I know from my own feeble efforts that understanding technical matters in a foreign tongue is not easy.


Joined Apr 24, 2011
You can think of the IR detector as a 3 terminal device: power, ground, and signal. If I am reading the data sheet correctly you need to give it 16 pulses of the 38.5 KHz for the output to respond, the output is low for a signal, and high for no signal.

For 16 pulses on or off, this is a data bit rate of 1.25KHz, or very small. That is great for things like a remote TV control, horrible for something like audio data.

If you get a 555 to run at the 38.5 KHz then you can drive an IR LED with that and get the receiver to "receive" it. When the 555 is running the detector outputs a low, stop the 555 and the receives outputs a high.

All you are doing then is a simple ON or OFF detection.
I have some questions please

1) Do i have to work with a frequency less than or equal 38KHz so that the receiver can detect it ?

2) I want to measure the distance between the IR and an object and am confused about the technique used so that i could program the IC.

THanks in advance.


Joined Apr 24, 2011
Answers (you're welcome)

1) Doesn't have to be exact, just make it as close as practicable. Say in the range of 37.5 to 38.5 KHz.

2) You can't use this receiver to do that, as it's output is very slow compared to what you are measuring (unless it's how far away the moon is).

To get an estimate the speeds you need take the distance you want to measure and divide that by the speed of light. Then if you want say 1% accuracy in your measurement divide that time by 100.

You'll get a very tiny number.


Joined May 22, 2011
There are receiver modules that can detect modulated 38KHz signals, like IRM3638 from Everlight. It has only 3 pins, the sensitivity is extremely high. You can find it here:
About the transmitter, I don't suggestion to use 555 although it's very cheap. The RC oscillator is not stable.
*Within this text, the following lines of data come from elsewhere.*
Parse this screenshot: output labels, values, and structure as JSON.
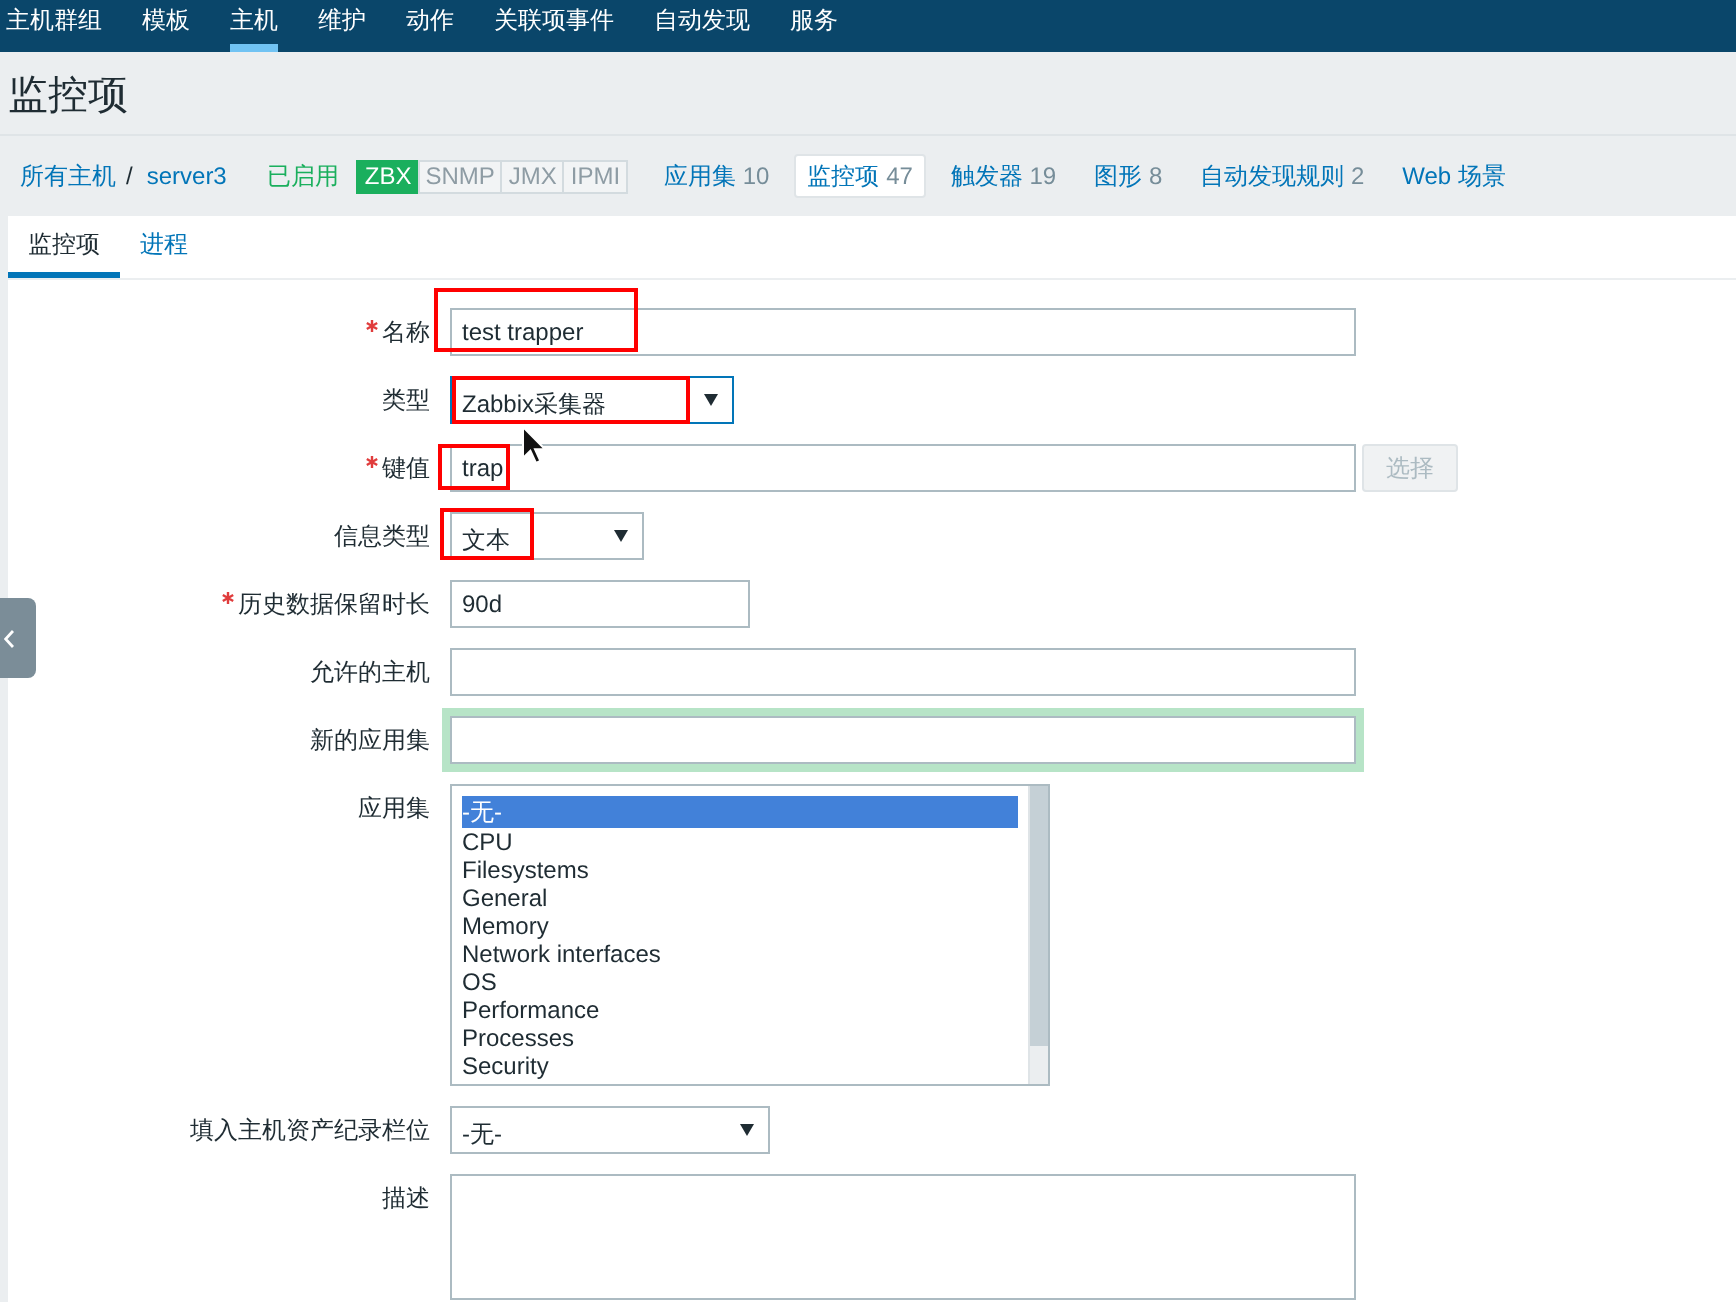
{
  "top_nav": [
    {
      "label": "主机群组",
      "selected": false
    },
    {
      "label": "模板",
      "selected": false
    },
    {
      "label": "主机",
      "selected": true
    },
    {
      "label": "维护",
      "selected": false
    },
    {
      "label": "动作",
      "selected": false
    },
    {
      "label": "关联项事件",
      "selected": false
    },
    {
      "label": "自动发现",
      "selected": false
    },
    {
      "label": "服务",
      "selected": false
    }
  ],
  "page_title": "监控项",
  "host_bar": {
    "breadcrumbs": [
      {
        "label": "所有主机"
      },
      {
        "label": "server3"
      }
    ],
    "separator": "/",
    "status": {
      "label": "已启用",
      "enabled": true
    },
    "availability": [
      {
        "label": "ZBX",
        "on": true
      },
      {
        "label": "SNMP",
        "on": false
      },
      {
        "label": "JMX",
        "on": false
      },
      {
        "label": "IPMI",
        "on": false
      }
    ],
    "tabs": [
      {
        "label": "应用集",
        "count": "10",
        "selected": false
      },
      {
        "label": "监控项",
        "count": "47",
        "selected": true
      },
      {
        "label": "触发器",
        "count": "19",
        "selected": false
      },
      {
        "label": "图形",
        "count": "8",
        "selected": false
      },
      {
        "label": "自动发现规则",
        "count": "2",
        "selected": false
      },
      {
        "label": "Web 场景",
        "selected": false
      }
    ]
  },
  "form_tabs": [
    {
      "label": "监控项",
      "selected": true
    },
    {
      "label": "进程",
      "selected": false
    }
  ],
  "form": {
    "fields": [
      {
        "kind": "text",
        "label": "名称",
        "required": true,
        "value": "test trapper",
        "focused": false,
        "emphasized": false,
        "highlighted": true
      },
      {
        "kind": "select",
        "label": "类型",
        "required": false,
        "value": "Zabbix采集器",
        "focused": true,
        "emphasized": false,
        "highlighted": true
      },
      {
        "kind": "text",
        "label": "键值",
        "required": true,
        "value": "trap",
        "focused": false,
        "emphasized": false,
        "highlighted": true,
        "button": {
          "label": "选择",
          "disabled": true
        }
      },
      {
        "kind": "select",
        "label": "信息类型",
        "required": false,
        "value": "文本",
        "focused": false,
        "emphasized": false,
        "highlighted": true
      },
      {
        "kind": "text",
        "label": "历史数据保留时长",
        "required": true,
        "value": "90d",
        "focused": false,
        "emphasized": false,
        "highlighted": false
      },
      {
        "kind": "text",
        "label": "允许的主机",
        "required": false,
        "focused": false,
        "emphasized": false,
        "highlighted": false
      },
      {
        "kind": "text",
        "label": "新的应用集",
        "required": false,
        "focused": false,
        "emphasized": true,
        "highlighted": false
      },
      {
        "kind": "listbox",
        "label": "应用集",
        "required": false,
        "focused": false,
        "emphasized": false,
        "highlighted": false,
        "options": [
          {
            "label": "-无-",
            "selected": true
          },
          {
            "label": "CPU",
            "selected": false
          },
          {
            "label": "Filesystems",
            "selected": false
          },
          {
            "label": "General",
            "selected": false
          },
          {
            "label": "Memory",
            "selected": false
          },
          {
            "label": "Network interfaces",
            "selected": false
          },
          {
            "label": "OS",
            "selected": false
          },
          {
            "label": "Performance",
            "selected": false
          },
          {
            "label": "Processes",
            "selected": false
          },
          {
            "label": "Security",
            "selected": false
          }
        ]
      },
      {
        "kind": "select",
        "label": "填入主机资产纪录栏位",
        "required": false,
        "value": "-无-",
        "focused": false,
        "emphasized": false,
        "highlighted": false
      },
      {
        "kind": "textarea",
        "label": "描述",
        "required": false,
        "focused": false,
        "emphasized": false,
        "highlighted": false
      }
    ]
  }
}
A ATtiny or a STC15F02 will work better.
I tried the 3 leged receiver but i guess they aren't suitable in that project because it senses the wave from any place even if they are back to back. as u said, the sensitivity is extremely high.

I am thinking of using an Ultrasonic sensor instead but i am afraid of something. i will put two sensors side b side. lets say 12 cm far from each others. if the first sensor transmitted it's wave so that the first reveiver can detect it. will the second receiver also detects it ?? and how to avoid this problem. i don't want the other sensor to detect the first's sensor transmitting wave.